But none of these changes has come easily. “I have to keep the pressure up for all these things,” says Amy. “The minute I relent a little bit, he will fall back into the same routine. I have to be kind of pushy about it.”
SELF-Care Rx: R & R
Overseeing the healthcare needs of children and parents can mean that women neglect their own needs. “I don’t think this is unique to the bleeding disorders population, but most moms do not take care of themselves,” says Phyllis Kandl, MA, program manager of the Newark Beth Israel HTC. “They’ll come into our treatment center with their sons and say, ‘Oh, by the way, I’m having a procedure next week.’” That’s when Kandl says, “Wait a minute, remember you’re a carrier. Get your factor level checked first.”
“One of the biggest issues these women face is figuring out how to balance,” she says. “They’re juggling a lot.”
Stress is inherent in taking care of so many things at once. So is guilt. “The compelling issue is always going to be guilt with the sandwich generation,” says Standish, the social worker from Pittsburgh. “Trying to divide yourself all those different ways makes you feel like you’re constantly shortchanging everyone.”
[Steps for Living: Managing Stress]
Amy confesses that she has very little time for herself. As a stay-at-home mom, she has kids underfoot most days. Children’s story time at a local bookstore and play dates are treats for her, she says. Having just spent the past 18 months pursuing a night school program to earn her master’s degree in business administration, most of her spare time has been spent studying. “Frankly, going to the grocery store is a great private trip for me,” she says.

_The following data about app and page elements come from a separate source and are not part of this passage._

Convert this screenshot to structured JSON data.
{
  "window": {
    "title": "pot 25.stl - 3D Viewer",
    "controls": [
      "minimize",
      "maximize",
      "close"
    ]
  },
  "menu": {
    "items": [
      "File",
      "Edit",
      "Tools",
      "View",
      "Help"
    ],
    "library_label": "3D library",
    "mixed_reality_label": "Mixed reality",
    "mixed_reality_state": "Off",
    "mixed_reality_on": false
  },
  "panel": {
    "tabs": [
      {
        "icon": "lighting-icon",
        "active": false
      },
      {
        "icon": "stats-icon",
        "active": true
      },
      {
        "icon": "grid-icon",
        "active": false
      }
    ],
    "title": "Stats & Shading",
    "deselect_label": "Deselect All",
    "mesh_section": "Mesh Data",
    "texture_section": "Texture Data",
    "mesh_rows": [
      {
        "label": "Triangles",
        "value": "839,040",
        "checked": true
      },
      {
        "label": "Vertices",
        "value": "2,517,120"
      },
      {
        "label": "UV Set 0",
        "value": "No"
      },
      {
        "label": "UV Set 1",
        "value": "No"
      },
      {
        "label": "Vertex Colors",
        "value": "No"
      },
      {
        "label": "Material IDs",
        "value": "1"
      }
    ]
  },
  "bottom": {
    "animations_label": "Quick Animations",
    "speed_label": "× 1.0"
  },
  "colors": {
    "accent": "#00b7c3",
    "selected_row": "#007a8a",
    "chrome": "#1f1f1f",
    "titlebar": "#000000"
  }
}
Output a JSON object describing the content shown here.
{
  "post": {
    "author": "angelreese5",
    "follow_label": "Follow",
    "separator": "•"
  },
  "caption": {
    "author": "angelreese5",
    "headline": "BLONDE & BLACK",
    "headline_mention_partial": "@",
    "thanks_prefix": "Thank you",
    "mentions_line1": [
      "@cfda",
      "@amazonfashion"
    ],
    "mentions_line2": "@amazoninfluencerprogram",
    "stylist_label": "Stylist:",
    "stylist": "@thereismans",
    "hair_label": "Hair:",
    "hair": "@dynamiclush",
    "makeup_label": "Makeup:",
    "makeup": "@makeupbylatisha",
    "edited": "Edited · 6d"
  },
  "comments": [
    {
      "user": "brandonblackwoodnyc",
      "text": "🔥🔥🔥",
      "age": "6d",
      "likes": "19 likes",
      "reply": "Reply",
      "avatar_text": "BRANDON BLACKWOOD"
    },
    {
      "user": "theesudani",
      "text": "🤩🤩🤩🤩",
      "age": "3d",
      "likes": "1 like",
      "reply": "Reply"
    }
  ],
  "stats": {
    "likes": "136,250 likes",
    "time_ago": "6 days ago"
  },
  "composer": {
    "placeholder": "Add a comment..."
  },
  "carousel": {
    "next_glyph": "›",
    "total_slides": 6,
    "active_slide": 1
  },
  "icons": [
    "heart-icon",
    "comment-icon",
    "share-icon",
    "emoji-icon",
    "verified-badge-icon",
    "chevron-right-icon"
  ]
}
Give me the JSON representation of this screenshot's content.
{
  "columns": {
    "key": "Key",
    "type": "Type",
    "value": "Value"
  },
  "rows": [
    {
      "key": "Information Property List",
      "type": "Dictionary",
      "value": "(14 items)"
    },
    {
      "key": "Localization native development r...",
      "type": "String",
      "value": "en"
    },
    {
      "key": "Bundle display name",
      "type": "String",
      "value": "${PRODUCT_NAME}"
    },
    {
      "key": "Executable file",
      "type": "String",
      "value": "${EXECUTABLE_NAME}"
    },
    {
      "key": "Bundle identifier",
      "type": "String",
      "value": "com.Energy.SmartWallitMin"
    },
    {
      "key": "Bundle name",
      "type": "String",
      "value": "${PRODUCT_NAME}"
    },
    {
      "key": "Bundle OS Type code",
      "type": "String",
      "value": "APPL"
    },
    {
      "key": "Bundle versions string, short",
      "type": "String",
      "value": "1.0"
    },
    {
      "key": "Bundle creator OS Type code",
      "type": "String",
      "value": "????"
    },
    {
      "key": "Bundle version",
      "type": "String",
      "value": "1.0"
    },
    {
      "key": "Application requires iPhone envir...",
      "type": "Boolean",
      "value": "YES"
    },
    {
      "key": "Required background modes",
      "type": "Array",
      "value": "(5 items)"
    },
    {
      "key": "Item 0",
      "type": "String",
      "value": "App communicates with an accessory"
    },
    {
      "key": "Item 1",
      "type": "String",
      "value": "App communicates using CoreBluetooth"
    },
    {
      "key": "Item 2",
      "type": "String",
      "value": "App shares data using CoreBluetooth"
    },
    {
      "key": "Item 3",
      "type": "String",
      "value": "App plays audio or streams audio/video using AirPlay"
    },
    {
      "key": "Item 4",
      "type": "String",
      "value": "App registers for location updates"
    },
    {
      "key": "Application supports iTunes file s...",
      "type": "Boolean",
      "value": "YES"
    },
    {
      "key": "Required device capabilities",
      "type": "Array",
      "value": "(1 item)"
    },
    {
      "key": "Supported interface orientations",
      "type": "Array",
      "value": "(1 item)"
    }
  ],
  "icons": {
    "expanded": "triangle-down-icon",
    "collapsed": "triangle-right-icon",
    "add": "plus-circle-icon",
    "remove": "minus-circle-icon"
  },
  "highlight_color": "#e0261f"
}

[Steps for Living: Babysitters and Play Dates]
Women who bear the burden of caregiving need breaks. Standish recommends doing things that are enjoyable or bring relief. “If you can, fit in things just for yourself, whether it be a manicure, exercise or prayer—anything that gives you a little time and space alone.”
Standish also recommends keeping social networks alive. “It’s so important to have a friend who will listen to you—somebody you can be yourself with and not have to take care of.”
Women who give need to receive, too. “You have to have a sense of being selfish and do things for yourself,” Amy says. She enjoys going out for dinner or having a glass of wine with girlfriends. She is involved with her local chapter of MOPS International, a Christian organization for mothers of preschoolers. “It’s nice to have adult conversation while the kids are cared for,” she says.
Gina’s alone time comes twice monthly, when her children spend the weekend with their father. Although she still feels she’s on call if medical issues arise, she makes time for relaxation. “A girlfriend and I get together once or twice a month to make some good food and watch DVDs of old movies.” Two of Gina’s favorite pastimes are reading and dancing. “Salsa dancing is a great release for me,” she says.
When stress hits, Gina combats it with her faith. “I’ve been trying to spend some time each day focusing inward and ask for clarity for what I need each day. Church is an important part of my life.”
Although overseeing the needs of two generations can be demanding, it also has its benefits. “My kids and my father see each other twice a week. Grandpa likes his time with his grandkids,” says Amy. “I get such gratification watching the two generations learn from each other.”
Gina hopes that helping her dad pays a small portion of the debt she feels she owes her parents. “As children—even as adult children—how can you ever repay your parents? The only way is through our children, by doing for them what our parents did for us.”